> The problem: Copy out each line below containing "Minds".

..........

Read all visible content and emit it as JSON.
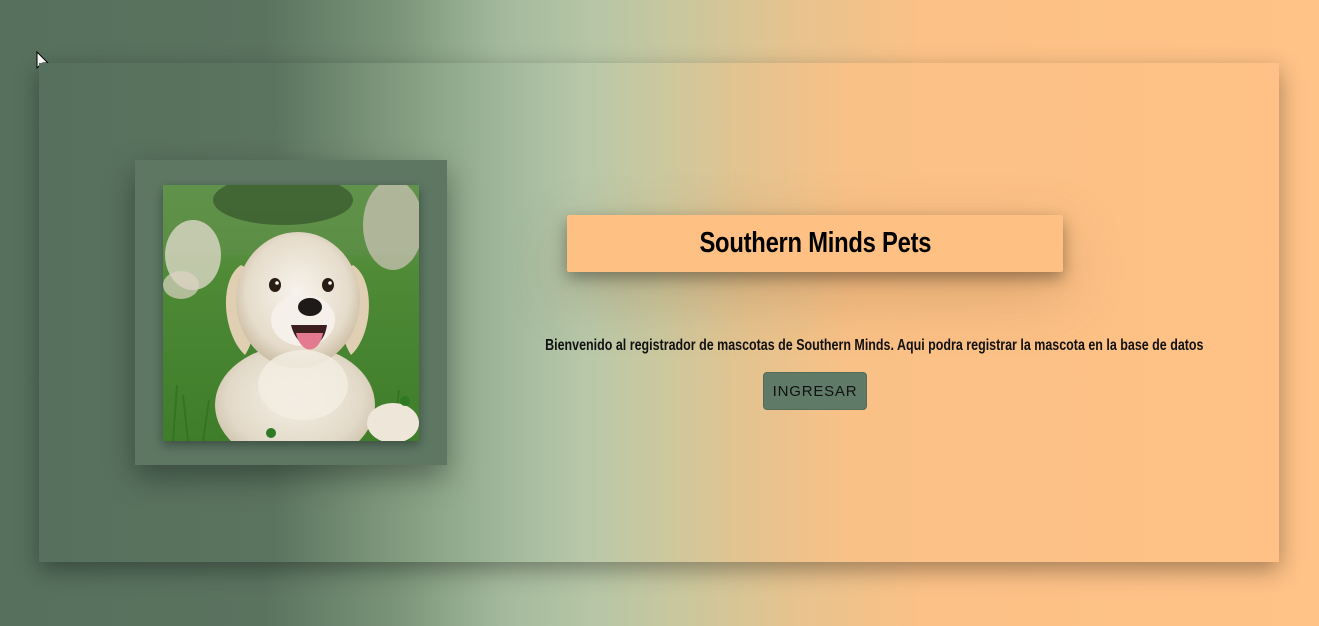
{
  "header": {
    "title": "Southern Minds Pets"
  },
  "main": {
    "welcome_text": "Bienvenido al registrador de mascotas de Southern Minds. Aqui podra registrar la mascota en la base de datos",
    "enter_button_label": "INGRESAR",
    "image_subject": "golden retriever puppy on grass"
  },
  "colors": {
    "gradient_start": "#56705d",
    "gradient_mid": "#b6c6a6",
    "gradient_end": "#ffc287",
    "title_box": "#ffc084",
    "frame": "#5d7763",
    "button": "#5f7a66"
  },
  "icons": {
    "cursor": "mouse-pointer-icon"
  }
}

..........

> Output for this task:
    "title": "Southern Minds Pets"
    "welcome_text": "Bienvenido al registrador de mascotas de Southern Minds. Aqui podra registrar la mascota en la base de datos",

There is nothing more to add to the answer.